Do you find it frustrating to stand in a shower or relax in the bathtub only to have it drain ever so slowly when you’re done?
This is an annoyingly common problem. The good news is that it can be fixed in multiple different ways, most of them easy and inexpensive.
Before we teach you how to fix a slow-draining bathtub with our 3 simple solutions, let’s take a look at why it happens in the first place.
5 Reasons Why My Tub Drains Slowly
You can probably guess how a tub drain gets clogged. But here’s a quick list of the most common causes:
- Hair. Every time we wash our hair, some of it falls out and washes into the drain. We can’t help it, and we rarely notice it’s happening. Unfortunately, hair tends to cling to the inside walls of the drain. After building up over time, the collection of hair narrows the drain, the tub to drain slowly…or not at all.
- Scale. Scale is short for limescale, which is a hard water mineral buildup. You may have heard it called calcium buildup. Whatever you call it, the minerals stick to the metal surface of the drain wall. Worse than just slowing down water flow, it also corrodes the drain.
- Soap Scum. We tend to think that soap disappears entirely once it goes down the drain. But soap becomes soap scum after breaking down in water. And being made of grease or fat, soap scum is sticky. Just like hair and scale, soap scum sticks to the inside walls of the tub drain and build up over time.
- Dirt & Sediment. We wash in a bathtub or shower for a reason: we’re dirty. Just like soap scum, the dirt acts like sediment and flows down the drain. It also sticks to the inside of the drain, catching on soap scum, hair, and scale.
- Drain Stopper. Sometimes, the flow of water is reduced due to a part being damaged or not fitting correctly. Although rarer than the above reasons, a stopper that doesn’t fit properly can become stuck in a semi-closed position that slows down water flow.
How to Fix a Slow Draining Bathtub

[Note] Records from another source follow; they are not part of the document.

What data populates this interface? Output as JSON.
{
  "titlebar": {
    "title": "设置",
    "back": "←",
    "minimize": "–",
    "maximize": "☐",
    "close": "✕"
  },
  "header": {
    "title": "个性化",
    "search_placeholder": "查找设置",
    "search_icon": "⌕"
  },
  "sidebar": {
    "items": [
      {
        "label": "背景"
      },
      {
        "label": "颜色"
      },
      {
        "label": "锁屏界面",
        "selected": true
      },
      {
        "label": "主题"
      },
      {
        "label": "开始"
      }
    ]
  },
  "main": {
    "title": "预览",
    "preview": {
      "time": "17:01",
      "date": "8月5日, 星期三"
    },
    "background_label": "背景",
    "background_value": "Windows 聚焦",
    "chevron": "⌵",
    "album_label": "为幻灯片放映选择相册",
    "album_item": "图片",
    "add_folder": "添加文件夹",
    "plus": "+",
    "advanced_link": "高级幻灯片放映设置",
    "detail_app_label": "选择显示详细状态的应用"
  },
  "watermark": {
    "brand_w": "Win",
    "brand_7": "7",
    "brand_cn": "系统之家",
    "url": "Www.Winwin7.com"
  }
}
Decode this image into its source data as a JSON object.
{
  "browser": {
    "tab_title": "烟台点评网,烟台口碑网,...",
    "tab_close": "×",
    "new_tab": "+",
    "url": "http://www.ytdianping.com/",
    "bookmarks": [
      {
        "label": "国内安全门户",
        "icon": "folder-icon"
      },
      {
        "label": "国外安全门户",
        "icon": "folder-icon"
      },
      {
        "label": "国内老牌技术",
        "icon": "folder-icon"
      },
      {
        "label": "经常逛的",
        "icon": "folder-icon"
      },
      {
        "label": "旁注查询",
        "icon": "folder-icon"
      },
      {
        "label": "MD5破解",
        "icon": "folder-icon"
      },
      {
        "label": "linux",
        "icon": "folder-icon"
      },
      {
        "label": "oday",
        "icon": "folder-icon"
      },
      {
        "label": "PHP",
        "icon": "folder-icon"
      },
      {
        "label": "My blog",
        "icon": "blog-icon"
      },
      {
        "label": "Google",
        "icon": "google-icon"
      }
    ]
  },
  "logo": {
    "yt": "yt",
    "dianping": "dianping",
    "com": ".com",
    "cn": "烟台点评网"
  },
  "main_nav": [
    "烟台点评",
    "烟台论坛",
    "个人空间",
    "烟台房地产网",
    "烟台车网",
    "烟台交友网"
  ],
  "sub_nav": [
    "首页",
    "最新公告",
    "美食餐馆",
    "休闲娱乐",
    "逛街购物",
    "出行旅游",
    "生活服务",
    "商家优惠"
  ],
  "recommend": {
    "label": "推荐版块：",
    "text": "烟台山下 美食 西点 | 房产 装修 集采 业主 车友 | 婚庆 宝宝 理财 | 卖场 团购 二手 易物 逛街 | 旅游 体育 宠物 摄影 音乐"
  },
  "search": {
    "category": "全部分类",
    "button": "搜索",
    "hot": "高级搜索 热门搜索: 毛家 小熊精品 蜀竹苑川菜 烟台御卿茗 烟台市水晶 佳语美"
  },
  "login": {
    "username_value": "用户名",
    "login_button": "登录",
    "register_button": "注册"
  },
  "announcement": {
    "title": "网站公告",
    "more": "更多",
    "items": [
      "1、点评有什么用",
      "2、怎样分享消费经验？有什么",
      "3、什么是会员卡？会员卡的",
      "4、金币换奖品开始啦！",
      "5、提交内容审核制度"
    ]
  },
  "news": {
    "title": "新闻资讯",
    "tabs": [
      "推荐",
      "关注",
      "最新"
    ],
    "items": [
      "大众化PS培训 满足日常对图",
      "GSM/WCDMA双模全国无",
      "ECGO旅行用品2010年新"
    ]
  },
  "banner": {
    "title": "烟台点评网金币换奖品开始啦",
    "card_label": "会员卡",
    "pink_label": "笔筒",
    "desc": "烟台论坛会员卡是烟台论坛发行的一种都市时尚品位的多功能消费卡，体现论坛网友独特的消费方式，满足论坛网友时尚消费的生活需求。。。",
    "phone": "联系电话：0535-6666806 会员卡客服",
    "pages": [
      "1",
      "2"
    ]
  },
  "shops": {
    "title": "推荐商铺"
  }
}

Here are four simple ways to effectively clear a slow-draining bathtub that is clogged.
1. Use a Plunger
- If your tub has a stopper, remove it and the overflow plate. Plug the overflow opening with a large wet rag or use duct tape to completely seal it. This will prevent air from escaping, making the plunger more effective.
- Coat the plunger rim with petroleum jelly and run enough water into the tub to cover the plunger cup.
- Insert the plunger so that no air remains trapped under it.
- In short, quick strokes, push down and pull up quickly on the plunger for about 20 seconds. Make sure the plunger cup keeps its seal over the drain.
- Repeat the process as needed, up to 5 or 6 times; patience is the key to plunging a slow-draining bathtub.
- If the clog remains, move on to the next method.
2. User an Auger
- Have a bucket ready to place any debris snagged by the end of the drain auger.
- If you’re doing this in a shower stall, pry up or unscrew the strainer and work the auger through the drain opening.
- If you’re doing this in a bathtub, remove the stopper and lift the assembly. Then feed the auger down the overflow tube.
- Maneuver the auger throughout the drain, rotating it clockwise to break up any clogs.
- Remove the auger slowly, place debris in the bucket, and run water to test the drain.
- If the clog remains, try the next method.
3. Use a Hose and Rubber Ball
- Using a garden hose and rubber ball might sound odd, but it’s an effective DIY technique.
- You can attach the hose to an outdoor faucet (this only works if your hose is long enough to reach the tub drain, perhaps through a window).
- If that’s not possible, attach the hose to an indoor faucet using a threaded adapter.
- Close all nearby drains and feed the hose down the overflow tube.
- Pack rags tightly around the hose where it enters the overflow.
- While inserting the hose, you might notice that the tube gets too narrow. Just feed the hose as far down as possible.
- Place the rubber ball over the drain at the bottom of the tub (if you don’t have a drain plug). This will keep water from pouring out of it when you turn on the hose.
- Press down firmly on the rubber ball or drain plug with your foot to seal it.
- Hold the hose firmly while a helper turns on the water on and off (at full force).
- Turn the hose on and off several times to flush the blockage.
Thankfully, learning how to fix a slow-draining tub is easy. And the process for each of the above methods goes quickly.
Of course, prevention is the best cure. Pay careful attention to the reasons why your bathtub drain is getting clogged. Notice what kind of debris gets removed in the process of cleaning it out (this is easy to do if you use the auger method).
- How to unblock a drain (4 methods)
- Are chemical drain cleaners safe?
- How to unclog a shower drain with a garden hose
- 5 ways to clean hair out of your shower drain
- How to use a plumber’s snake (drain snake, drain auger)
- How to use a plunger correctly
- Can bleach unclog drains?
- How to naturally unclog a drain
1-Tom-Plumber’s certified team of plumbers and drain technicians respond immediately to any emergency plumbing, drain cleaning, or water damage problem. We also handle the excavation of underground water lines and sewer main lines. Our immediate-response team is available every day and night of the year, even on holidays.